I want to investigate on something.
How it works the writing and the editing of the comics. T hey have a full story scheme to part up since the beginning or they keep inventing through all the run? Who decides the story, the writers or the DC company? And do es the writers read the comics bonded to their Own run?
I'm sure there's a YouTube video, but I heard that Dan Didio locked Geoff Johns in a room with him to come up with years worth of stories leading up to Infinite Crisis and after
There’s older resources, like books by Scott McCloud or Alan Moore. Neil Gaiman used to publish scripts in the Sandman trade paperbacks to give new writers a look at what a comic book script looked like.
I just realized what I wrote. There are no videos where Didio holds Johns hostage for story ideas
Writers write. They’ve written tons of stries that were never piblished, so they could just rework them into context of a hero later.
But as always, it probably varies per writer.
This following text is from Denny O'Neil's book DC Comics Guide To Writing Comics. This might give you an idea of how the process works.
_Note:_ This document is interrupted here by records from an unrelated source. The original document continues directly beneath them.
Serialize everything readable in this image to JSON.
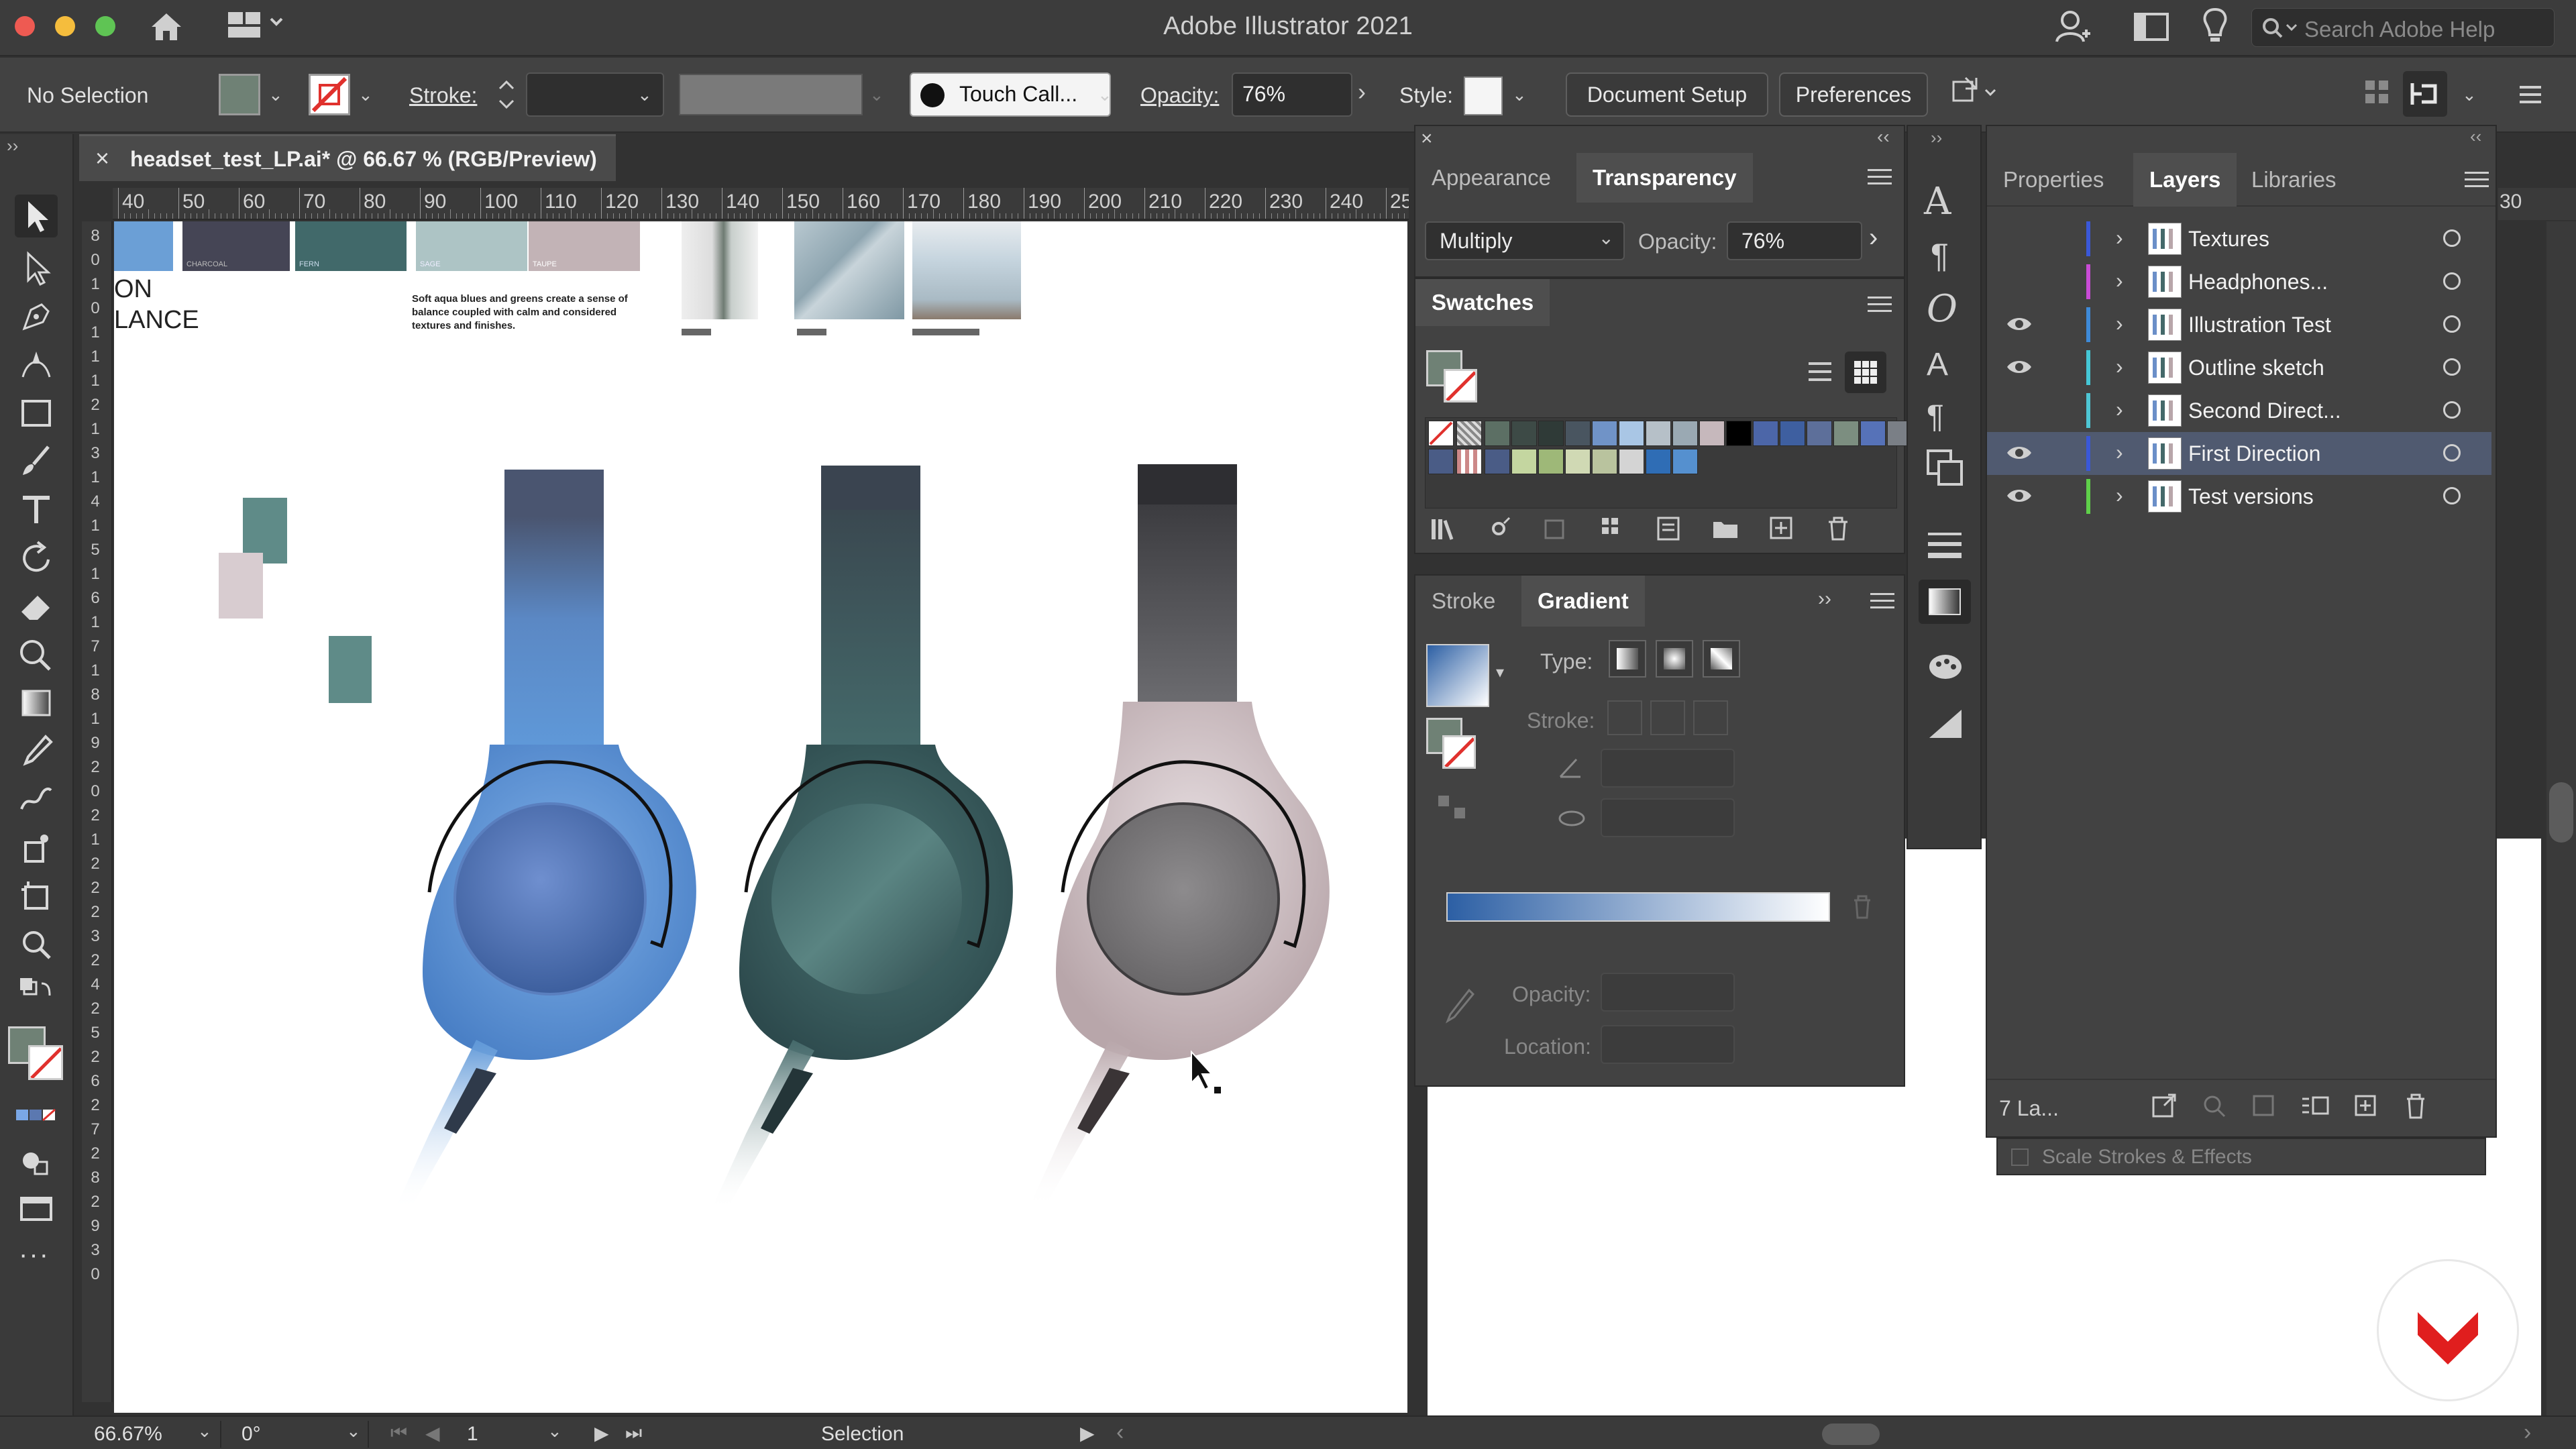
{
  "window": {
    "title": "Adobe Illustrator 2021",
    "search_placeholder": "Search Adobe Help"
  },
  "control_bar": {
    "selection_label": "No Selection",
    "stroke_label": "Stroke:",
    "brush_name": "Touch Call...",
    "opacity_label": "Opacity:",
    "opacity_value": "76%",
    "style_label": "Style:",
    "document_setup": "Document Setup",
    "preferences": "Preferences"
  },
  "document": {
    "tab_title": "headset_test_LP.ai* @ 66.67 % (RGB/Preview)"
  },
  "rulers": {
    "horizontal": [
      "40",
      "50",
      "60",
      "70",
      "80",
      "90",
      "100",
      "110",
      "120",
      "130",
      "140",
      "150",
      "160",
      "170",
      "180",
      "190",
      "200",
      "210",
      "220",
      "230",
      "240",
      "25"
    ],
    "vertical": [
      "8",
      "0",
      "1",
      "0",
      "1",
      "1",
      "1",
      "2",
      "1",
      "3",
      "1",
      "4",
      "1",
      "5",
      "1",
      "6",
      "1",
      "7",
      "1",
      "8",
      "1",
      "9",
      "2",
      "0",
      "2",
      "1",
      "2",
      "2",
      "2",
      "3",
      "2",
      "4",
      "2",
      "5",
      "2",
      "6",
      "2",
      "7",
      "2",
      "8",
      "2",
      "9",
      "3",
      "0"
    ],
    "right_fragment": "30"
  },
  "artboard": {
    "text_top_left": [
      "ON",
      "LANCE"
    ],
    "swatch_captions": [
      "CHARCOAL",
      "FERN",
      "SAGE",
      "TAUPE"
    ],
    "mood_text": "Soft aqua blues and greens create a sense of balance coupled with calm and considered textures and finishes.",
    "headphone_colors": {
      "blue": "#5b8fd0",
      "green": "#44696a",
      "taupe": "#c9b9bb"
    }
  },
  "transparency_panel": {
    "tabs": [
      "Appearance",
      "Transparency"
    ],
    "active_tab": "Transparency",
    "blend_mode": "Multiply",
    "opacity_label": "Opacity:",
    "opacity_value": "76%"
  },
  "swatches_panel": {
    "title": "Swatches",
    "colors": [
      "#5c6f64",
      "#3d4a46",
      "#2f3a37",
      "#495560",
      "#7093c7",
      "#a9c6e5",
      "#b6c0c8",
      "#9aa9b3",
      "#c6b8bc",
      "#000000",
      "#4c66a8",
      "#3e5fa0",
      "#5d6f9a",
      "#7c8e80",
      "#5672b8",
      "#7a7f86"
    ],
    "colors_row2": [
      "#4a5c86",
      "#c4d6a0",
      "#9eb878",
      "#d0d9b4",
      "#b9c39e",
      "#d4d4d4",
      "#2f6db5",
      "#5590cf"
    ]
  },
  "gradient_panel": {
    "tabs": [
      "Stroke",
      "Gradient"
    ],
    "active_tab": "Gradient",
    "type_label": "Type:",
    "stroke_label": "Stroke:",
    "opacity_label": "Opacity:",
    "location_label": "Location:",
    "gradient_start": "#2c5fa4",
    "gradient_end": "#ffffff"
  },
  "layers_panel": {
    "tabs": [
      "Properties",
      "Layers",
      "Libraries"
    ],
    "active_tab": "Layers",
    "layers": [
      {
        "name": "Textures",
        "color": "#3a58d8",
        "visible": false,
        "selected": false
      },
      {
        "name": "Headphones...",
        "color": "#c94cd6",
        "visible": false,
        "selected": false
      },
      {
        "name": "Illustration Test",
        "color": "#3e8ad8",
        "visible": true,
        "selected": false
      },
      {
        "name": "Outline sketch",
        "color": "#45c7d6",
        "visible": true,
        "selected": false
      },
      {
        "name": "Second Direct...",
        "color": "#4ec6d4",
        "visible": false,
        "selected": false
      },
      {
        "name": "First Direction",
        "color": "#3a58d8",
        "visible": true,
        "selected": true
      },
      {
        "name": "Test versions",
        "color": "#5fd04a",
        "visible": true,
        "selected": false
      }
    ],
    "footer_count": "7 La...",
    "scale_strokes": "Scale Strokes & Effects"
  },
  "status_bar": {
    "zoom": "66.67%",
    "rotation": "0°",
    "artboard_number": "1",
    "tool_name": "Selection"
  }
}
Writer: The writer first talks to the editor and they decide the story and produce the script which tells that story. Sometimes quite often, in fact the writer is also the penciller. He or she can be the inker, the letterer, or the colorist, but these cross-disciplines are relatively rare.
Penciller: The first part of the art team. The person who draws the pictures in pencil. Pencillers share with writers the primary storytelling chores. The finished pencils are sent to the writer or editor for placement of the dialogue balloons.
Inker: The artist who adds India ink to the penciled pictures to make them easy to print. The inker does a lot more than go over pencil lines with a pen or brush. Inkers add texture, shading, shadows. If a panel has the illusion of depth, or convinces you that the scene is happening at night, or the figures in it are convincingly three-dimensional, thank the inker.
Letterer: The person who letters the copy and draws the balloons, captions, and outlines the panels in India ink.
Colorist: When penciller, inker, and letterer have done their work, the entire job is photographically reduced to comic book-page size-6 1/2 by 10 1/4 inches and given to the last of the creative personnel, a colorist who uses form of watercolor to bring the story to multi-hued life. In recent years, many colorists do their work on computers, which eliminates the need to reduce the page photographically-the art is simply scanned, then given to the colorist as a digital file. This ultra-modem method is easier and it gives the colorist a much larger number of options.
But the Point is, when T hey start a run or a mini series, do They already have a full scheme of the story or They invent it on the way through? That's what i don't get.
Yes. They do know the end of the story and they work their way up to it. This is the #1 tip that writer Denny O'Neil gives to aspiring writers!
Greg Pak outlines the creative process from his perspective:
What do you think?